(Assignment): Once you have read the data below, write it all out exactly.

(Collection entries):

-- -- --

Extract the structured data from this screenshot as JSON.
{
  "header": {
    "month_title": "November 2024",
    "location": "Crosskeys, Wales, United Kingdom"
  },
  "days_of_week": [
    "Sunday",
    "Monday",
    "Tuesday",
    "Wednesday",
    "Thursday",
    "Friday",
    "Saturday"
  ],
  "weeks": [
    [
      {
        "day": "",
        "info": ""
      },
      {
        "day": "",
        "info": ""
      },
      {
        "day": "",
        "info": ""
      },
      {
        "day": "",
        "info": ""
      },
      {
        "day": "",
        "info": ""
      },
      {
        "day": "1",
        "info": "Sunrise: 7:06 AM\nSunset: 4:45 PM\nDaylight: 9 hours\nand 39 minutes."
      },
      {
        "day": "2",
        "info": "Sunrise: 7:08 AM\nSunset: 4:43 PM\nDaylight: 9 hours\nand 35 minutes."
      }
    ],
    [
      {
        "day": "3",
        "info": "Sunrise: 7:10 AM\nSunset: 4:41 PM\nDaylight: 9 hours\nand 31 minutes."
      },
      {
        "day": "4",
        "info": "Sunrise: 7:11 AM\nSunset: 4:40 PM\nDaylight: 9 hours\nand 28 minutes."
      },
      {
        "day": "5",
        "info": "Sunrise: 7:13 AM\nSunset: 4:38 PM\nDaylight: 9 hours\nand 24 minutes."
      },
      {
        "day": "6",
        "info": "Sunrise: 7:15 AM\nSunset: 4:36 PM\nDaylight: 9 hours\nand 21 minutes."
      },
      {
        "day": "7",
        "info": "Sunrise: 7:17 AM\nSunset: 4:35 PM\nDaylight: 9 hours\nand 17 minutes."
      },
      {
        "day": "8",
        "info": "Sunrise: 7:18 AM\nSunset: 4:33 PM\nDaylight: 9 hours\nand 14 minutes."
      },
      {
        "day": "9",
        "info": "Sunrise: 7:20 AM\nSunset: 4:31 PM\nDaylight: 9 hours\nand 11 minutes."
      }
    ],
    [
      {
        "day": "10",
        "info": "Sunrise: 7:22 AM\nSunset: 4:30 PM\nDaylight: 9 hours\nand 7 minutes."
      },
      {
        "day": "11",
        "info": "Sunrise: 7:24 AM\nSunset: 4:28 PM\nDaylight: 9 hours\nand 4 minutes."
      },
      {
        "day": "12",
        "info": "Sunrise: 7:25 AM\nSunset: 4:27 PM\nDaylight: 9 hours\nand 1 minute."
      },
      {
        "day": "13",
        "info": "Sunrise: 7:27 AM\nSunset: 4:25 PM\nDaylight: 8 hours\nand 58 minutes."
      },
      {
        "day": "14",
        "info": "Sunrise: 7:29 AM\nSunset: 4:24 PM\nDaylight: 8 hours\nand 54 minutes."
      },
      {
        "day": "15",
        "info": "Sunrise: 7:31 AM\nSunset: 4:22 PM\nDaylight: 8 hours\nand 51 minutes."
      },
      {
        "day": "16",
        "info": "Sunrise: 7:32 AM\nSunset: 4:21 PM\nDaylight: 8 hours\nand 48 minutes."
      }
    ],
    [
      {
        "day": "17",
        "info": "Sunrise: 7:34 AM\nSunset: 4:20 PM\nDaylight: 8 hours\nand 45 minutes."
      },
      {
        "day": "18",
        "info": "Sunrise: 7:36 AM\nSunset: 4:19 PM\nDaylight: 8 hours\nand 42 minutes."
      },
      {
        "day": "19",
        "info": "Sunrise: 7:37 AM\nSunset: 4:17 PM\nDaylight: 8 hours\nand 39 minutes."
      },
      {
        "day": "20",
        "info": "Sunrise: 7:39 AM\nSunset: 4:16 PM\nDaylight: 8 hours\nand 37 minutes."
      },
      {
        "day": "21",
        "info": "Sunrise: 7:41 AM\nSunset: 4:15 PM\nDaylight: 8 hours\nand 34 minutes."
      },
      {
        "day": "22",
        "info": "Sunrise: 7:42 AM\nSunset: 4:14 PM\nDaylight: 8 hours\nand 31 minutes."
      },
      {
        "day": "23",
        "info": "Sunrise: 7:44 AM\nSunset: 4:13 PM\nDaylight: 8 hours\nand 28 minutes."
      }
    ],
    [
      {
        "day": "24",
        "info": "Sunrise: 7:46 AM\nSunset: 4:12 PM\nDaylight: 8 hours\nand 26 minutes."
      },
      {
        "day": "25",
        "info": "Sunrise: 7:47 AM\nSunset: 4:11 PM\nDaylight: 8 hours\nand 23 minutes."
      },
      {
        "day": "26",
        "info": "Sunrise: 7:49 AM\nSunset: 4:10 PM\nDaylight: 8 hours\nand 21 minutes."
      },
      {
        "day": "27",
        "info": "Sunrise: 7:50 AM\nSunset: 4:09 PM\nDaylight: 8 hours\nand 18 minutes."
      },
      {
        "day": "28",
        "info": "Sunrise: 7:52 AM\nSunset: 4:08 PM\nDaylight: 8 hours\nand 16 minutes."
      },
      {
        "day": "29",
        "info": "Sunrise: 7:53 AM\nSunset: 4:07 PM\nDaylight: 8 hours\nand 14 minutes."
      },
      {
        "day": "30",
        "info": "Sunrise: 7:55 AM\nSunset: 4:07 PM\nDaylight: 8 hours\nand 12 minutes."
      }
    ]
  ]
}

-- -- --

(Answer to this exercise):
Extract the structured data from this screenshot as JSON.
{
  "header": {
    "month_title": "November 2024",
    "location": "Crosskeys, Wales, United Kingdom"
  },
  "days_of_week": [
    "Sunday",
    "Monday",
    "Tuesday",
    "Wednesday",
    "Thursday",
    "Friday",
    "Saturday"
  ],
  "weeks": [
    [
      {
        "day": "",
        "info": ""
      },
      {
        "day": "",
        "info": ""
      },
      {
        "day": "",
        "info": ""
      },
      {
        "day": "",
        "info": ""
      },
      {
        "day": "",
        "info": ""
      },
      {
        "day": "1",
        "info": "Sunrise: 7:06 AM\nSunset: 4:45 PM\nDaylight: 9 hours\nand 39 minutes."
      },
      {
        "day": "2",
        "info": "Sunrise: 7:08 AM\nSunset: 4:43 PM\nDaylight: 9 hours\nand 35 minutes."
      }
    ],
    [
      {
        "day": "3",
        "info": "Sunrise: 7:10 AM\nSunset: 4:41 PM\nDaylight: 9 hours\nand 31 minutes."
      },
      {
        "day": "4",
        "info": "Sunrise: 7:11 AM\nSunset: 4:40 PM\nDaylight: 9 hours\nand 28 minutes."
      },
      {
        "day": "5",
        "info": "Sunrise: 7:13 AM\nSunset: 4:38 PM\nDaylight: 9 hours\nand 24 minutes."
      },
      {
        "day": "6",
        "info": "Sunrise: 7:15 AM\nSunset: 4:36 PM\nDaylight: 9 hours\nand 21 minutes."
      },
      {
        "day": "7",
        "info": "Sunrise: 7:17 AM\nSunset: 4:35 PM\nDaylight: 9 hours\nand 17 minutes."
      },
      {
        "day": "8",
        "info": "Sunrise: 7:18 AM\nSunset: 4:33 PM\nDaylight: 9 hours\nand 14 minutes."
      },
      {
        "day": "9",
        "info": "Sunrise: 7:20 AM\nSunset: 4:31 PM\nDaylight: 9 hours\nand 11 minutes."
      }
    ],
    [
      {
        "day": "10",
        "info": "Sunrise: 7:22 AM\nSunset: 4:30 PM\nDaylight: 9 hours\nand 7 minutes."
      },
      {
        "day": "11",
        "info": "Sunrise: 7:24 AM\nSunset: 4:28 PM\nDaylight: 9 hours\nand 4 minutes."
      },
      {
        "day": "12",
        "info": "Sunrise: 7:25 AM\nSunset: 4:27 PM\nDaylight: 9 hours\nand 1 minute."
      },
      {
        "day": "13",
        "info": "Sunrise: 7:27 AM\nSunset: 4:25 PM\nDaylight: 8 hours\nand 58 minutes."
      },
      {
        "day": "14",
        "info": "Sunrise: 7:29 AM\nSunset: 4:24 PM\nDaylight: 8 hours\nand 54 minutes."
      },
      {
        "day": "15",
        "info": "Sunrise: 7:31 AM\nSunset: 4:22 PM\nDaylight: 8 hours\nand 51 minutes."
      },
      {
        "day": "16",
        "info": "Sunrise: 7:32 AM\nSunset: 4:21 PM\nDaylight: 8 hours\nand 48 minutes."
      }
    ],
    [
      {
        "day": "17",
        "info": "Sunrise: 7:34 AM\nSunset: 4:20 PM\nDaylight: 8 hours\nand 45 minutes."
      },
      {
        "day": "18",
        "info": "Sunrise: 7:36 AM\nSunset: 4:19 PM\nDaylight: 8 hours\nand 42 minutes."
      },
      {
        "day": "19",
        "info": "Sunrise: 7:37 AM\nSunset: 4:17 PM\nDaylight: 8 hours\nand 39 minutes."
      },
      {
        "day": "20",
        "info": "Sunrise: 7:39 AM\nSunset: 4:16 PM\nDaylight: 8 hours\nand 37 minutes."
      },
      {
        "day": "21",
        "info": "Sunrise: 7:41 AM\nSunset: 4:15 PM\nDaylight: 8 hours\nand 34 minutes."
      },
      {
        "day": "22",
        "info": "Sunrise: 7:42 AM\nSunset: 4:14 PM\nDaylight: 8 hours\nand 31 minutes."
      },
      {
        "day": "23",
        "info": "Sunrise: 7:44 AM\nSunset: 4:13 PM\nDaylight: 8 hours\nand 28 minutes."
      }
    ],
    [
      {
        "day": "24",
        "info": "Sunrise: 7:46 AM\nSunset: 4:12 PM\nDaylight: 8 hours\nand 26 minutes."
      },
      {
        "day": "25",
        "info": "Sunrise: 7:47 AM\nSunset: 4:11 PM\nDaylight: 8 hours\nand 23 minutes."
      },
      {
        "day": "26",
        "info": "Sunrise: 7:49 AM\nSunset: 4:10 PM\nDaylight: 8 hours\nand 21 minutes."
      },
      {
        "day": "27",
        "info": "Sunrise: 7:50 AM\nSunset: 4:09 PM\nDaylight: 8 hours\nand 18 minutes."
      },
      {
        "day": "28",
        "info": "Sunrise: 7:52 AM\nSunset: 4:08 PM\nDaylight: 8 hours\nand 16 minutes."
      },
      {
        "day": "29",
        "info": "Sunrise: 7:53 AM\nSunset: 4:07 PM\nDaylight: 8 hours\nand 14 minutes."
      },
      {
        "day": "30",
        "info": "Sunrise: 7:55 AM\nSunset: 4:07 PM\nDaylight: 8 hours\nand 12 minutes."
      }
    ]
  ]
}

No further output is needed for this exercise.